Conventional wisdom – you know, those clichés that animate corporate media analysis – has it that you can’t raise taxes in tough times when revenues shrink, so you must cut spending in order to balance your budget. Republicans, as authors and seminal propagators of these clichés, are firm about this tenet. Consequently, Governor Nixon, a realist faced with a majority Republican legislature, is going about the business of “fixing” our state budget problems by slashing essential spending – while the legislature plans an orgy of tax cutting that is sure to bring a smile to the faces of their I-got-mine-but-I-want-more constituency.
Meanwhile, everybody agrees that the issue is jobs, but nobody seems to notice that the budget cuts that are being made will mean lots of lost jobs – real tangible jobs, lost right now while we are struggling hardest to keep our heads above water. To be precise, Mark Zandi of Moody.com estimates that state budget cuts will cost the U.S. 900,000 jobs unless more stimulus funds reach the states in time.
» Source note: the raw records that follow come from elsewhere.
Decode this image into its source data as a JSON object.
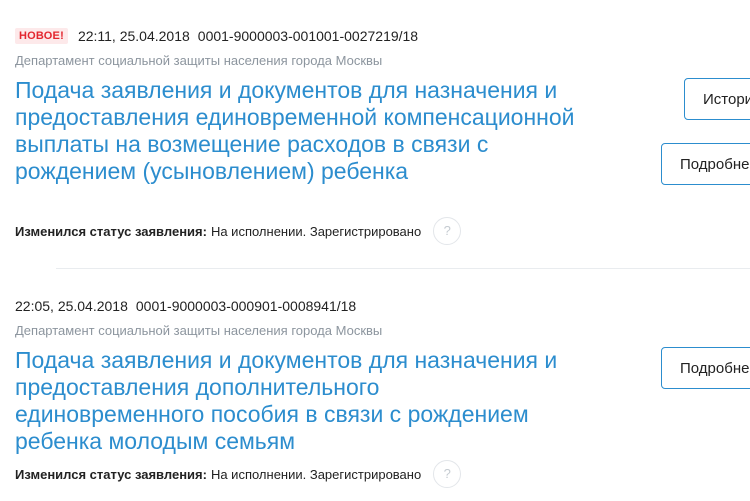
{
  "applications": [
    {
      "badge": "НОВОЕ!",
      "datetime": "22:11, 25.04.2018",
      "number": "0001-9000003-001001-0027219/18",
      "department": "Департамент социальной защиты населения города Москвы",
      "title": "Подача заявления и документов для назначения и предоставления единовременной компенсационной выплаты на возмещение расходов в связи с рождением (усыновлением) ребенка",
      "status_label": "Изменился статус заявления:",
      "status_value": "На исполнении. Зарегистрировано",
      "help_symbol": "?",
      "history_button": "История",
      "details_button": "Подробнее"
    },
    {
      "datetime": "22:05, 25.04.2018",
      "number": "0001-9000003-000901-0008941/18",
      "department": "Департамент социальной защиты населения города Москвы",
      "title": "Подача заявления и документов для назначения и предоставления дополнительного единовременного пособия в связи с рождением ребенка молодым семьям",
      "status_label": "Изменился статус заявления:",
      "status_value": "На исполнении. Зарегистрировано",
      "help_symbol": "?",
      "details_button": "Подробнее"
    }
  ],
  "colors": {
    "link": "#2c8dce",
    "badge_text": "#e3262f",
    "badge_bg": "#fde9ea",
    "muted": "#8c959e"
  }
}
The proposed tax cuts, on the other hand, might or might not mean a few more jobs sometime in the future. Objective data does not really confirm that lowering tax rates necessarily leads to job creation. As a case in point, Missouri has seen mediocre job growth over the last decade when compared with many states with higher taxes.
Still our Missouri Republicans insist dragging us all, as Zaid Jilani at Think Progress puts it, down:
… the path of the “deficit peacocks,” who demand cutting social spending while ruling out tax increases on those who have benefited immensely from years of conservative policies.
This choice has not been universal; Jilani describes states such as Oregon and Wisconsin where progressive policymakers have decided that:
… at a time when the tax burden between the wealthy and the middle class is “narrower than at any time in modern history” …[to] look for ways to responsibly raise revenues while protecting their states’ spending on vital programs.
Looks like we will get another chance to test Keynesian solutions against “free market” business giveaways – and one can only shudder when thinking about how, if the tax cutting mentality continues to prevail, the Missouri misery index will almost surely soar in the coming months.